- [Task item]:
Search the material below for the string "this" and extract each line that has it.

Recorded data below:

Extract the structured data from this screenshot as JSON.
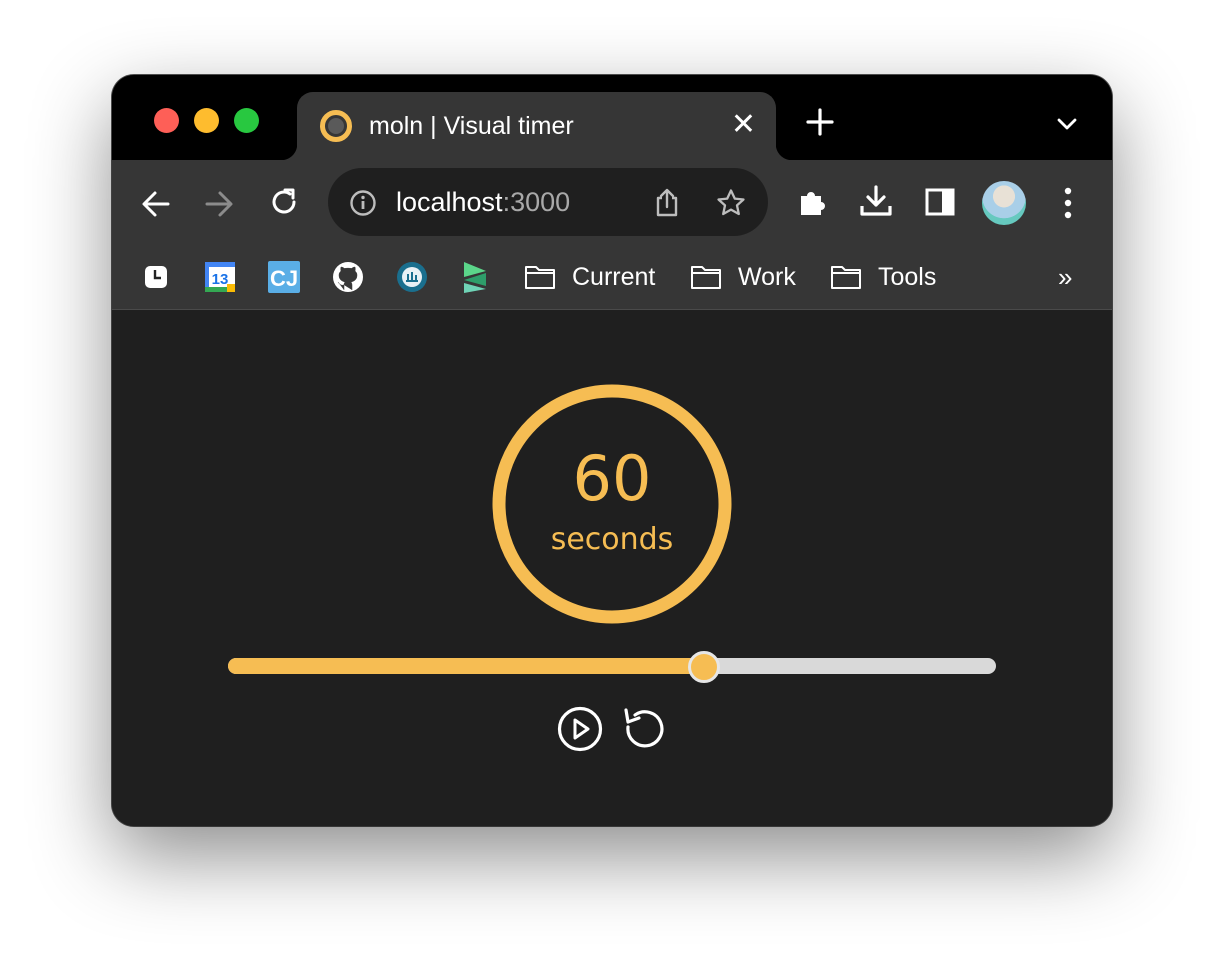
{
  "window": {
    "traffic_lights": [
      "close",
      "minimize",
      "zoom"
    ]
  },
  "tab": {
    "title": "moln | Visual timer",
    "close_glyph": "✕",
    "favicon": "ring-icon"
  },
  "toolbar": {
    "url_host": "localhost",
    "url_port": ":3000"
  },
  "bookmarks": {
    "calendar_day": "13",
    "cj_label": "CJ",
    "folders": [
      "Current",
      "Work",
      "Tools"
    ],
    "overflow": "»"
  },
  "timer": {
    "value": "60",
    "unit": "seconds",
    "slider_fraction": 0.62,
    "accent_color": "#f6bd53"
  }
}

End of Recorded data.
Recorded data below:

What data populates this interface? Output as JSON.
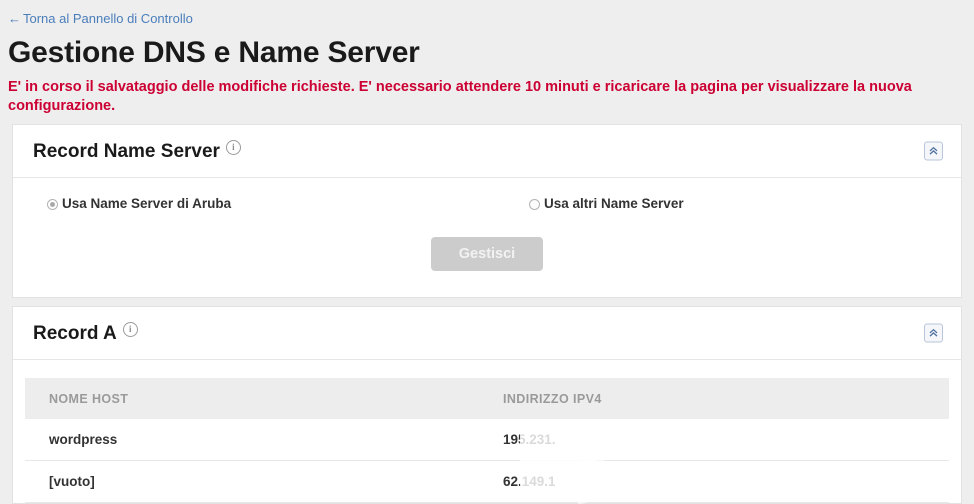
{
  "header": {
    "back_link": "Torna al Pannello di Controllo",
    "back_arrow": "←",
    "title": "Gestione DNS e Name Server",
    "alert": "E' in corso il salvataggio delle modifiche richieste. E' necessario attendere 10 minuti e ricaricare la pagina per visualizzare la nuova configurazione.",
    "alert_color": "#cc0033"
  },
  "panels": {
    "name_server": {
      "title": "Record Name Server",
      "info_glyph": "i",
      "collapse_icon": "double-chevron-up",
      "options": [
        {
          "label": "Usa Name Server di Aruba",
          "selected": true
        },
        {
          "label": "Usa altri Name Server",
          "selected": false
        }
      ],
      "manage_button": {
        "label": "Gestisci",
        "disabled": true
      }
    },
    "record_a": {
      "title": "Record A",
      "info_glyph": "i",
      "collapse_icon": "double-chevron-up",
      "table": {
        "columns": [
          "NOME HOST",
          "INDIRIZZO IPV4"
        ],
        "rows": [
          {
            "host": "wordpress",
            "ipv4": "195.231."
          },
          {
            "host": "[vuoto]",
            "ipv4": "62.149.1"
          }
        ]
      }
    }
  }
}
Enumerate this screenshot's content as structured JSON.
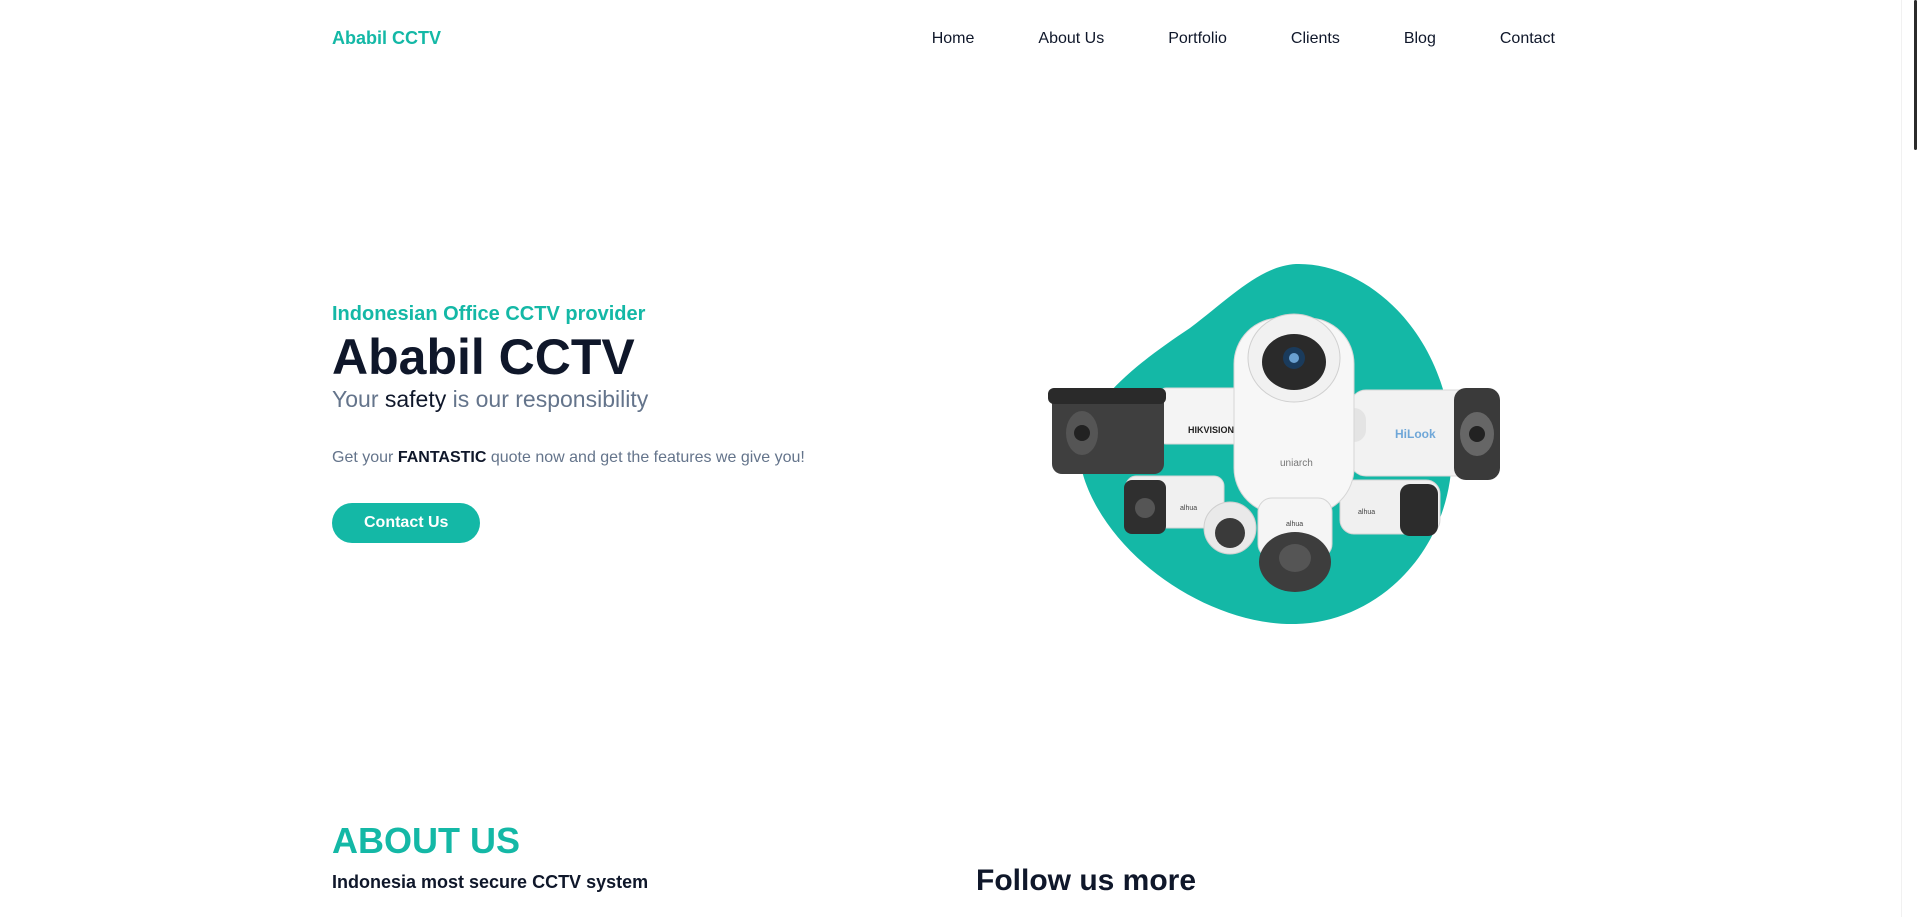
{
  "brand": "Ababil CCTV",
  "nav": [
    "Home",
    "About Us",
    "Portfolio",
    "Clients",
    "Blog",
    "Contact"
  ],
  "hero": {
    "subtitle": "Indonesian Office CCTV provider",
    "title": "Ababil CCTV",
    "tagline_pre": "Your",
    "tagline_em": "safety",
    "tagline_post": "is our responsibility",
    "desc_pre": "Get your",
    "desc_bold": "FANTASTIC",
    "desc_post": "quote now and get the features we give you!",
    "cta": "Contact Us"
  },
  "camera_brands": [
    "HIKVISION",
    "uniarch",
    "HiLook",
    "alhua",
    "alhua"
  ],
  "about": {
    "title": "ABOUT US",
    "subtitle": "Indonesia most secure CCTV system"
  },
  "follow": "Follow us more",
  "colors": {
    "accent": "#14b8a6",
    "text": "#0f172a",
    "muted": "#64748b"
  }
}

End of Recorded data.

- [Solved problem]:
Extract the structured data from this screenshot as JSON.
What data populates this interface? Output as JSON.
Enumerate this screenshot's content as structured JSON.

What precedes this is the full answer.